Here, methane cold seep systems typically exhibit extensive buildups of authigenic carbonate minerals, resulting from local increases in alkalinity driven by methane oxidation. Here, we demonstrate that modern seep authigenic carbonates exhibit anomalously low clumped isotope values (Δ47), as much as ~0.2‰ lower than expected values. In modern seeps, this range of disequilibrium translates into apparent temperatures that are always warmer than ambient temperatures, by up to 50 °C. We examine various mechanisms that may induce disequilibrium behaviour in modern seep carbonates, and suggest that the observed values result from several factors including kinetic isotopic effects during methane oxidation, mixing of inorganic carbon pools, pH effects and rapid precipitation. Ancient seep carbonates studied here also exhibit potential disequilibrium signals. Ultimately, these findings indicate the predominance of disequilibrium clumped isotope behaviour in modern cold seep carbonates that must be considered when characterizing environmental conditions in both modern and ancient cold seep settings.
 [1] ;  [2] ;  [3] ;  [4] ;  [4] ;  [5] ;  [6] ;  [7] ;  [8] ;  [9] ;  [8] ;  [3]
  1. California State Univ., Fullerton, CA (United States); Univ. of California, Los Angeles, CA (United States)
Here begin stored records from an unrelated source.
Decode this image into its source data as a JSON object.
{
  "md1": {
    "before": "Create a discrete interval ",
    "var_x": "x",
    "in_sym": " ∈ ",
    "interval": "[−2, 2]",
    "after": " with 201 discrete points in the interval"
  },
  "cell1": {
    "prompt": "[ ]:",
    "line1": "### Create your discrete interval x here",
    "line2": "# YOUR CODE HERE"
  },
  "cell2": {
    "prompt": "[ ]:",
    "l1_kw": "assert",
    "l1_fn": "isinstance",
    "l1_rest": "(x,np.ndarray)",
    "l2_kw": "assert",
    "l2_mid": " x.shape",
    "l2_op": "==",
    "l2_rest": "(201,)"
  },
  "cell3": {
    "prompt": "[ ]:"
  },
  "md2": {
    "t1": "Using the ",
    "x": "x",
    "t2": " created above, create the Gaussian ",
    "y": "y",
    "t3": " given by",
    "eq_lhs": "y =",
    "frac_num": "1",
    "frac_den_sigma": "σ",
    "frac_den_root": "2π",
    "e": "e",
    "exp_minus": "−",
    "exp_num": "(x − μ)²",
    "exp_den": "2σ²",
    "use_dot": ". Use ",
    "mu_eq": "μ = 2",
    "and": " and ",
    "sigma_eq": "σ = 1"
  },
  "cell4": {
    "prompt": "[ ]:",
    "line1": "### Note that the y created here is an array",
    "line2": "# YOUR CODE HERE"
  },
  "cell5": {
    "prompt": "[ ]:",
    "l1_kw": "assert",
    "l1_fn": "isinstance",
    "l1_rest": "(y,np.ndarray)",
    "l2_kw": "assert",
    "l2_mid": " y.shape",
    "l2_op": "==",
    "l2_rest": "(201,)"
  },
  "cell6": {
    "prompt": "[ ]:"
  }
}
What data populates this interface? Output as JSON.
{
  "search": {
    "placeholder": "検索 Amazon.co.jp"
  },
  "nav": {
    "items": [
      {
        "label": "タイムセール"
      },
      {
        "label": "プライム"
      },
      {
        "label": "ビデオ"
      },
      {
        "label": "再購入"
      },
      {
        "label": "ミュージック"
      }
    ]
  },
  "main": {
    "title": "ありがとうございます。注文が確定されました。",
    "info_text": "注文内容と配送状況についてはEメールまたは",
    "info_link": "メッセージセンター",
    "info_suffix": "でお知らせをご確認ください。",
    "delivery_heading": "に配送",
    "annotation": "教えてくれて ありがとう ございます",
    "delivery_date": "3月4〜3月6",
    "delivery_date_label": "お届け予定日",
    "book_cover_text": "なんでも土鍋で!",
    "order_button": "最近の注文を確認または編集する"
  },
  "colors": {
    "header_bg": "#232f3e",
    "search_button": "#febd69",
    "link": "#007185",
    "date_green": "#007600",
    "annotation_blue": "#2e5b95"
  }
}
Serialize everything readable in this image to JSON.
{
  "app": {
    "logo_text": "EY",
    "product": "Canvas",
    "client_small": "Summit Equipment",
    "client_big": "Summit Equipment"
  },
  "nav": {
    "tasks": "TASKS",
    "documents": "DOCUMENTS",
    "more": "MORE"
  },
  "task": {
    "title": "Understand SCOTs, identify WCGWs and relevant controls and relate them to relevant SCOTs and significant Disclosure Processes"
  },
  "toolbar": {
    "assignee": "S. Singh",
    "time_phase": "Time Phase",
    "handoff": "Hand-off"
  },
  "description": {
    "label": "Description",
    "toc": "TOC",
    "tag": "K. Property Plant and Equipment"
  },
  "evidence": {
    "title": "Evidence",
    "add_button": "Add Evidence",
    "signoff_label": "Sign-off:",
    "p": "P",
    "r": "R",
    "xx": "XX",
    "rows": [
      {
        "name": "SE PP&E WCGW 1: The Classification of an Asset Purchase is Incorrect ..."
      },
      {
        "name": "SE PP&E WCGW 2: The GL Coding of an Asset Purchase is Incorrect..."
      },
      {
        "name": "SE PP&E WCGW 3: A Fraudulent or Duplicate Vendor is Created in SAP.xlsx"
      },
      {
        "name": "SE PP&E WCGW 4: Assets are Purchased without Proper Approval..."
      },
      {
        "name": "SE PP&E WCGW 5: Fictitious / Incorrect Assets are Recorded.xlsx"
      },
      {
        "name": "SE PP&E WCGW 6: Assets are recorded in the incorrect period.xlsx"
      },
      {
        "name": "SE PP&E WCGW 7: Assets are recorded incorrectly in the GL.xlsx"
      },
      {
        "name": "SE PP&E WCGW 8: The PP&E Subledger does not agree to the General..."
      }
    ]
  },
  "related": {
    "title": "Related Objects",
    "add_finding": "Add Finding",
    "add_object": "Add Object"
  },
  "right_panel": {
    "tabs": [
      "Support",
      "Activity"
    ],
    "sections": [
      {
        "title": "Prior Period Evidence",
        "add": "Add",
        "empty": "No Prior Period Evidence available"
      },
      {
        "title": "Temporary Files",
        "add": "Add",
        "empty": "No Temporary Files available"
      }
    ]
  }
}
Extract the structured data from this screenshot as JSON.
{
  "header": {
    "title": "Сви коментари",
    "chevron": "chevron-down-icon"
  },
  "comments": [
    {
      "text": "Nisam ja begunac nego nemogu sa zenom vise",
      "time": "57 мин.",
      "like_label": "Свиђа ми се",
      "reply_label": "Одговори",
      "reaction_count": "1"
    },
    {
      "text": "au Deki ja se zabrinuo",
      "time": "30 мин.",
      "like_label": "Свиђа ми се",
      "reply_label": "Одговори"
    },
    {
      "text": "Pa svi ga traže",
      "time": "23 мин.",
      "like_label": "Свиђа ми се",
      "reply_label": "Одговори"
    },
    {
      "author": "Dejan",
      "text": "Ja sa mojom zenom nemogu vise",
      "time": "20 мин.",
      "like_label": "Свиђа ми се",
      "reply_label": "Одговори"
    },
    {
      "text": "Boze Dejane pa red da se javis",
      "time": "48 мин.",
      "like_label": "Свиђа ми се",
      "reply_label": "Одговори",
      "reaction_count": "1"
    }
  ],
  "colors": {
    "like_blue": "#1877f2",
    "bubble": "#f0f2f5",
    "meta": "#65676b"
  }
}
  2. Northern Arizona Univ., Flagstaff, AZ (United States)
  3. Univ. of California, Los Angeles, CA (United States); Univ. de Brest, Plouzane (France)
  4. Univ. of California, Los Angeles, CA (United States)
  5. Univ. of Bergen, Bergen (Norway)
  6. Oregon State Univ., Corvallis, OR (United States)
  7. California Inst. of Technology (CalTech), Pasadena, CA (United States)
  8. Univ. of California, Riverside, CA (United States)
  9. Univ. of Washington, Seattle, WA (United States)
Publication Date:
Grant/Contract Number:
FG02-13ER16402; SC0010288
Accepted Manuscript
Journal Name:
Nature Communications
Additional Journal Information:
Journal Volume: 7; Journal ID: ISSN 2041-1723
Nature Publishing Group
Research Org:
Univ. of California, Los Angeles, CA (United States)
Sponsoring Org:
Country of Publication:
United States
OSTI Identifier: